Data extract -
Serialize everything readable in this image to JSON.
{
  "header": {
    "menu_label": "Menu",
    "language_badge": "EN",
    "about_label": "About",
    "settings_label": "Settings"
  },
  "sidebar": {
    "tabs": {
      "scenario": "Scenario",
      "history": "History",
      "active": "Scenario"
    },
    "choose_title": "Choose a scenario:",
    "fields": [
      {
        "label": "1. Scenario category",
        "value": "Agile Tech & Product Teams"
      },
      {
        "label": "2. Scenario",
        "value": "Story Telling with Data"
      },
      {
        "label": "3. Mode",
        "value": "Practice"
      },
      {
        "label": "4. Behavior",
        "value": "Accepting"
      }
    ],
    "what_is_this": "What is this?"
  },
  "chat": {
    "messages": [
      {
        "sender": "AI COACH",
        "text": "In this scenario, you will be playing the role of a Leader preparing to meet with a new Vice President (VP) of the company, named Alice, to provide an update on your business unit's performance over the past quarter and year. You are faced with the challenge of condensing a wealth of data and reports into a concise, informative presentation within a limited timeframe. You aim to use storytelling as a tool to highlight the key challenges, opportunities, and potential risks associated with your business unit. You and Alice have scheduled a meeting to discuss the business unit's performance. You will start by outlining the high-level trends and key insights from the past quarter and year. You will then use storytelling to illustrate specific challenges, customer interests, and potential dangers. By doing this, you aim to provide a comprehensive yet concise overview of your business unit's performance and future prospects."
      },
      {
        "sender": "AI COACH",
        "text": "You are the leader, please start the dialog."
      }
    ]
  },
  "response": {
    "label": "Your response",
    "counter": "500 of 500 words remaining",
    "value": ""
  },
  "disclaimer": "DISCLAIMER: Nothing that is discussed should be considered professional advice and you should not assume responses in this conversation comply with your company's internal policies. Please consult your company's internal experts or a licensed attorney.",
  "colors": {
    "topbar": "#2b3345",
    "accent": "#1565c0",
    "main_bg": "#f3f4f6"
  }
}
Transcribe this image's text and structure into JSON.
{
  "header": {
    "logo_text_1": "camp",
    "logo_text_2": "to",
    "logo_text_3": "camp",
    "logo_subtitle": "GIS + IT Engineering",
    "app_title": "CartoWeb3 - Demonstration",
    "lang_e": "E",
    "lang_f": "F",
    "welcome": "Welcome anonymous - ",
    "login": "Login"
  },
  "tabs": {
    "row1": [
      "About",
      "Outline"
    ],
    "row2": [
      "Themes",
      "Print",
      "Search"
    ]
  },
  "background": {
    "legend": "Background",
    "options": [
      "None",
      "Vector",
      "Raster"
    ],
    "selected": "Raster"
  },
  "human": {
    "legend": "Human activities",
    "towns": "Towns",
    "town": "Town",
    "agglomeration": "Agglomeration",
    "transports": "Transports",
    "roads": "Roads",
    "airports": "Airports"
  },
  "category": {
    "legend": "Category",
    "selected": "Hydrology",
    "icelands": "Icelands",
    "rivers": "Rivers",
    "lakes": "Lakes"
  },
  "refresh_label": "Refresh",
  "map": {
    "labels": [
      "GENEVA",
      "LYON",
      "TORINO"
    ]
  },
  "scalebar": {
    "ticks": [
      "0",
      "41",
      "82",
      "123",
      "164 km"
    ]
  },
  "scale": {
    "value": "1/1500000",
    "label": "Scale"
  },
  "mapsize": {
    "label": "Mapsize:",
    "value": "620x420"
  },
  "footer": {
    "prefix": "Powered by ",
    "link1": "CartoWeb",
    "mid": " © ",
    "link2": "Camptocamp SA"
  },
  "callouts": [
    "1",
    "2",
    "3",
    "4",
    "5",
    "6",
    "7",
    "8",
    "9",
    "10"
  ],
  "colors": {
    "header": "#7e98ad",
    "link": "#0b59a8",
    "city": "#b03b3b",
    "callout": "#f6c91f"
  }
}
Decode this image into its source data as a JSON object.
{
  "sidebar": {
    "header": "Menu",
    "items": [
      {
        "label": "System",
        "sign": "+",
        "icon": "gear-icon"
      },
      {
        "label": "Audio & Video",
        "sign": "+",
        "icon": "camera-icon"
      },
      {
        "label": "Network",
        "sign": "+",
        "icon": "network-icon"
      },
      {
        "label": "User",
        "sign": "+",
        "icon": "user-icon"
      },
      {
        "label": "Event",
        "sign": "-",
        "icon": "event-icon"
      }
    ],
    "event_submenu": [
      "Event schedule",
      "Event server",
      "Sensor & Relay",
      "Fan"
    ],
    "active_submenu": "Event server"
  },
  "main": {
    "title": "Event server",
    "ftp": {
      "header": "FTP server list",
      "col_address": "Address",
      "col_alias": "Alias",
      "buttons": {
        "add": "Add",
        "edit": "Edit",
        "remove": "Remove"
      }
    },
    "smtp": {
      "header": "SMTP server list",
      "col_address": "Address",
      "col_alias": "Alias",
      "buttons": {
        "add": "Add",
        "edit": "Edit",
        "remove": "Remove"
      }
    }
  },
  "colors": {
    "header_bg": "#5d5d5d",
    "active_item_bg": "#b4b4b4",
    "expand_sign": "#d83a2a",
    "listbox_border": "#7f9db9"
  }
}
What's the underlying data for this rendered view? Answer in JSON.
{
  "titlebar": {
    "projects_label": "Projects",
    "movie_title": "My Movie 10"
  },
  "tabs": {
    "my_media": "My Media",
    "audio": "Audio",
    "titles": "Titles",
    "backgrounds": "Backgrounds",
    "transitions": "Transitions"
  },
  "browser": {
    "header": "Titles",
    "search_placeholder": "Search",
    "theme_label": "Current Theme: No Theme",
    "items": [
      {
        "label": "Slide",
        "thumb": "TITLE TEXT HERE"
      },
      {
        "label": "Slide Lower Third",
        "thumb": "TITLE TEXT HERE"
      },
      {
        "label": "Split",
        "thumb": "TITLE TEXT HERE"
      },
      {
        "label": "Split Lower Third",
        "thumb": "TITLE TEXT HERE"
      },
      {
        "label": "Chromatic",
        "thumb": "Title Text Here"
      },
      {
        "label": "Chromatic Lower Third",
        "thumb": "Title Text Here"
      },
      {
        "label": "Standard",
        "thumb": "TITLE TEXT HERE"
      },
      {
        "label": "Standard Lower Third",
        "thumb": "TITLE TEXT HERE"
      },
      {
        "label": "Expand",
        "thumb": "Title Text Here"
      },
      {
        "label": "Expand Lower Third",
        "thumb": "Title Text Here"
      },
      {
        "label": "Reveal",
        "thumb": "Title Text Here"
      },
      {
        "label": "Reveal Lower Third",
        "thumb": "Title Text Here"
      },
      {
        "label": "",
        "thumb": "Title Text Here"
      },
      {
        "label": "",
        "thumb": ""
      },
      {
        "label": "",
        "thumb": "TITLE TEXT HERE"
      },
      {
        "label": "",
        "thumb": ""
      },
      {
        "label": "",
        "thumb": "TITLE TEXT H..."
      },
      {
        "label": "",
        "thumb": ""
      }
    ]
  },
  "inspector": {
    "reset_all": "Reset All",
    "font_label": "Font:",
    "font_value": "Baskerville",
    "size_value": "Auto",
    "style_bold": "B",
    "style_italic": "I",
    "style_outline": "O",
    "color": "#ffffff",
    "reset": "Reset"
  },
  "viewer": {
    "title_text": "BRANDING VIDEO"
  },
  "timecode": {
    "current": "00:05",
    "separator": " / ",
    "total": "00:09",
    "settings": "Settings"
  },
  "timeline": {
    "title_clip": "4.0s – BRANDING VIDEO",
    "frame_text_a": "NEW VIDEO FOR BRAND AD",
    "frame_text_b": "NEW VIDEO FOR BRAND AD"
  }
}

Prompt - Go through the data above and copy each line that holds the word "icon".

Reply to the task -
        "icon": "gear-icon"
        "icon": "camera-icon"
        "icon": "network-icon"
        "icon": "user-icon"
        "icon": "event-icon"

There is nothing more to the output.